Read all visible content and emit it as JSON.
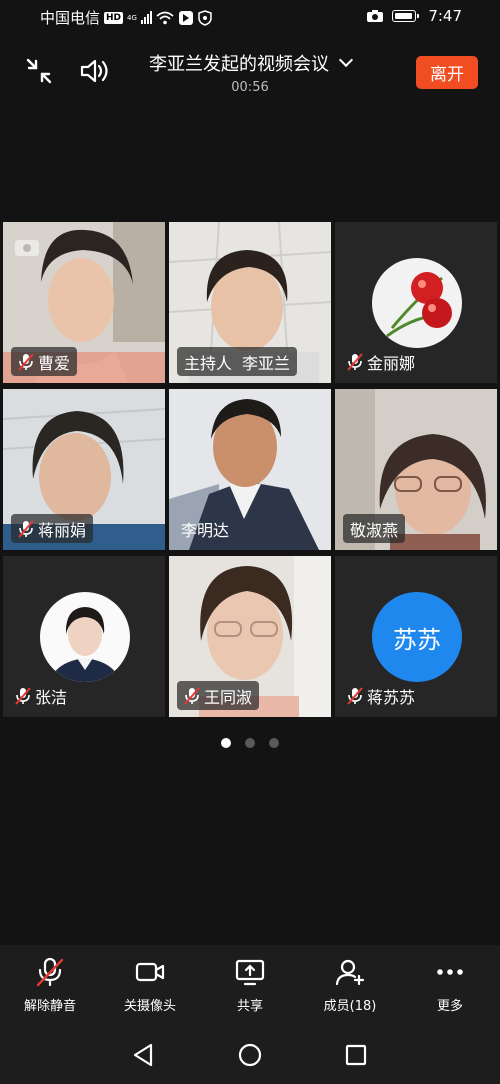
{
  "status_bar": {
    "carrier": "中国电信",
    "hd": "HD",
    "net_type": "4G",
    "time": "7:47"
  },
  "header": {
    "title": "李亚兰发起的视频会议",
    "elapsed": "00:56",
    "leave_label": "离开"
  },
  "participants": [
    {
      "name": "曹爱",
      "muted": true,
      "kind": "video"
    },
    {
      "name": "李亚兰",
      "host_label": "主持人",
      "muted": false,
      "kind": "video"
    },
    {
      "name": "金丽娜",
      "muted": true,
      "kind": "avatar-image",
      "avatar": "cherry-avatar"
    },
    {
      "name": "蒋丽娟",
      "muted": true,
      "kind": "video"
    },
    {
      "name": "李明达",
      "muted": false,
      "kind": "video"
    },
    {
      "name": "敬淑燕",
      "muted": false,
      "kind": "video"
    },
    {
      "name": "张洁",
      "muted": true,
      "kind": "avatar-image",
      "avatar": "portrait-avatar"
    },
    {
      "name": "王同淑",
      "muted": true,
      "kind": "video"
    },
    {
      "name": "蒋苏苏",
      "muted": true,
      "kind": "avatar-text",
      "avatar_text": "苏苏"
    }
  ],
  "pager": {
    "pages": 3,
    "current": 1
  },
  "toolbar": {
    "unmute_label": "解除静音",
    "camera_off_label": "关摄像头",
    "share_label": "共享",
    "members_label": "成员(18)",
    "more_label": "更多"
  },
  "colors": {
    "leave_button": "#f04d23",
    "avatar_blue": "#1e88ef",
    "mute_red": "#e53935"
  }
}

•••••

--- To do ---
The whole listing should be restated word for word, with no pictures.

--- Task solution ---
Read all visible content and emit it as JSON.
{
  "status_bar": {
    "carrier": "中国电信",
    "hd": "HD",
    "net_type": "4G",
    "time": "7:47"
  },
  "header": {
    "title": "李亚兰发起的视频会议",
    "elapsed": "00:56",
    "leave_label": "离开"
  },
  "participants": [
    {
      "name": "曹爱",
      "muted": true,
      "kind": "video"
    },
    {
      "name": "李亚兰",
      "host_label": "主持人",
      "muted": false,
      "kind": "video"
    },
    {
      "name": "金丽娜",
      "muted": true,
      "kind": "avatar-image",
      "avatar": "cherry-avatar"
    },
    {
      "name": "蒋丽娟",
      "muted": true,
      "kind": "video"
    },
    {
      "name": "李明达",
      "muted": false,
      "kind": "video"
    },
    {
      "name": "敬淑燕",
      "muted": false,
      "kind": "video"
    },
    {
      "name": "张洁",
      "muted": true,
      "kind": "avatar-image",
      "avatar": "portrait-avatar"
    },
    {
      "name": "王同淑",
      "muted": true,
      "kind": "video"
    },
    {
      "name": "蒋苏苏",
      "muted": true,
      "kind": "avatar-text",
      "avatar_text": "苏苏"
    }
  ],
  "pager": {
    "pages": 3,
    "current": 1
  },
  "toolbar": {
    "unmute_label": "解除静音",
    "camera_off_label": "关摄像头",
    "share_label": "共享",
    "members_label": "成员(18)",
    "more_label": "更多"
  },
  "colors": {
    "leave_button": "#f04d23",
    "avatar_blue": "#1e88ef",
    "mute_red": "#e53935"
  }
}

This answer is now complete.